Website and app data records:

----------------

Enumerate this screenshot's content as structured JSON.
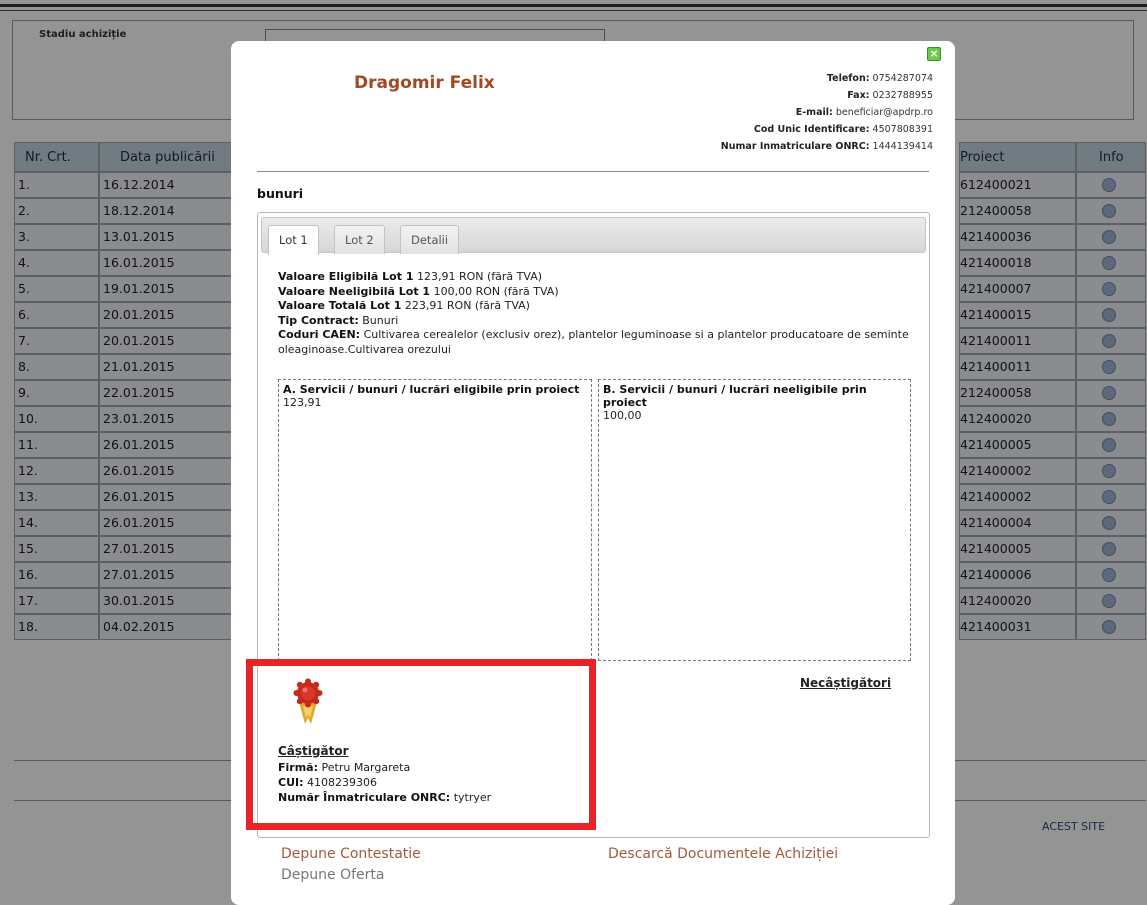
{
  "filter": {
    "label": "Stadiu achiziție"
  },
  "table": {
    "headers": [
      "Nr. Crt.",
      "Data publicării",
      "Proiect",
      "Info"
    ],
    "rows": [
      {
        "nr": "1.",
        "date": "16.12.2014",
        "proj": "612400021"
      },
      {
        "nr": "2.",
        "date": "18.12.2014",
        "proj": "212400058"
      },
      {
        "nr": "3.",
        "date": "13.01.2015",
        "proj": "421400036"
      },
      {
        "nr": "4.",
        "date": "16.01.2015",
        "proj": "421400018"
      },
      {
        "nr": "5.",
        "date": "19.01.2015",
        "proj": "421400007"
      },
      {
        "nr": "6.",
        "date": "20.01.2015",
        "proj": "421400015"
      },
      {
        "nr": "7.",
        "date": "20.01.2015",
        "proj": "421400011"
      },
      {
        "nr": "8.",
        "date": "21.01.2015",
        "proj": "421400011"
      },
      {
        "nr": "9.",
        "date": "22.01.2015",
        "proj": "212400058"
      },
      {
        "nr": "10.",
        "date": "23.01.2015",
        "proj": "412400020"
      },
      {
        "nr": "11.",
        "date": "26.01.2015",
        "proj": "421400005"
      },
      {
        "nr": "12.",
        "date": "26.01.2015",
        "proj": "421400002"
      },
      {
        "nr": "13.",
        "date": "26.01.2015",
        "proj": "421400002"
      },
      {
        "nr": "14.",
        "date": "26.01.2015",
        "proj": "421400004"
      },
      {
        "nr": "15.",
        "date": "27.01.2015",
        "proj": "421400005"
      },
      {
        "nr": "16.",
        "date": "27.01.2015",
        "proj": "421400006"
      },
      {
        "nr": "17.",
        "date": "30.01.2015",
        "proj": "412400020"
      },
      {
        "nr": "18.",
        "date": "04.02.2015",
        "proj": "421400031"
      }
    ]
  },
  "site_link": "ACEST SITE",
  "modal": {
    "beneficiary": "Dragomir Felix",
    "contact": {
      "phone_label": "Telefon:",
      "phone": "0754287074",
      "fax_label": "Fax:",
      "fax": "0232788955",
      "email_label": "E-mail:",
      "email": "beneficiar@apdrp.ro",
      "cui_label": "Cod Unic Identificare:",
      "cui": "4507808391",
      "onrc_label": "Numar Inmatriculare ONRC:",
      "onrc": "1444139414"
    },
    "section": "bunuri",
    "tabs": [
      "Lot 1",
      "Lot 2",
      "Detalii"
    ],
    "lot": {
      "eligible_label": "Valoare Eligibilă Lot 1",
      "eligible_value": "123,91 RON (fără TVA)",
      "neeligible_label": "Valoare Neeligibilă Lot 1",
      "neeligible_value": "100,00 RON (fără TVA)",
      "total_label": "Valoare Totală Lot 1",
      "total_value": "223,91 RON (fără TVA)",
      "contract_label": "Tip Contract:",
      "contract_value": "Bunuri",
      "caen_label": "Coduri CAEN:",
      "caen_value": "Cultivarea cerealelor (exclusiv orez), plantelor leguminoase si a plantelor producatoare de seminte oleaginoase.Cultivarea orezului"
    },
    "box_a": {
      "title": "A. Servicii / bunuri / lucrări eligibile prin proiect",
      "value": "123,91"
    },
    "box_b": {
      "title": "B. Servicii / bunuri / lucrări neeligibile prin proiect",
      "value": "100,00"
    },
    "losers_link": "Necâștigători",
    "winner": {
      "title": "Câștigător",
      "firm_label": "Firmă:",
      "firm": "Petru Margareta",
      "cui_label": "CUI:",
      "cui": "4108239306",
      "onrc_label": "Număr Înmatriculare ONRC:",
      "onrc": "tytryer"
    },
    "links": {
      "contest": "Depune Contestatie",
      "offer": "Depune Oferta",
      "docs": "Descarcă Documentele Achiziției"
    },
    "icons": {
      "close": "close-icon",
      "medal": "award-medal-icon",
      "info": "info-icon"
    },
    "colors": {
      "highlight": "#e8242b",
      "beneficiary": "#a04a24",
      "link": "#a5593a"
    }
  }
}
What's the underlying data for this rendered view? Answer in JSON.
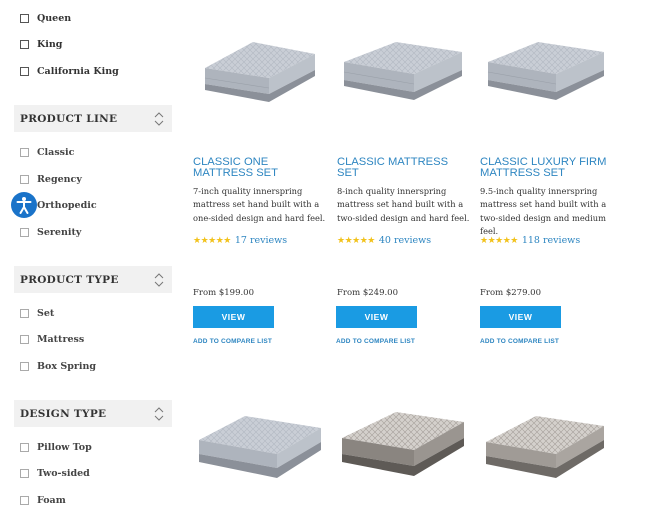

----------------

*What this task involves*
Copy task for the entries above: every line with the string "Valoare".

*Your solution*
      "eligible_label": "Valoare Eligibilă Lot 1",
      "neeligible_label": "Valoare Neeligibilă Lot 1",
      "total_label": "Valoare Totală Lot 1",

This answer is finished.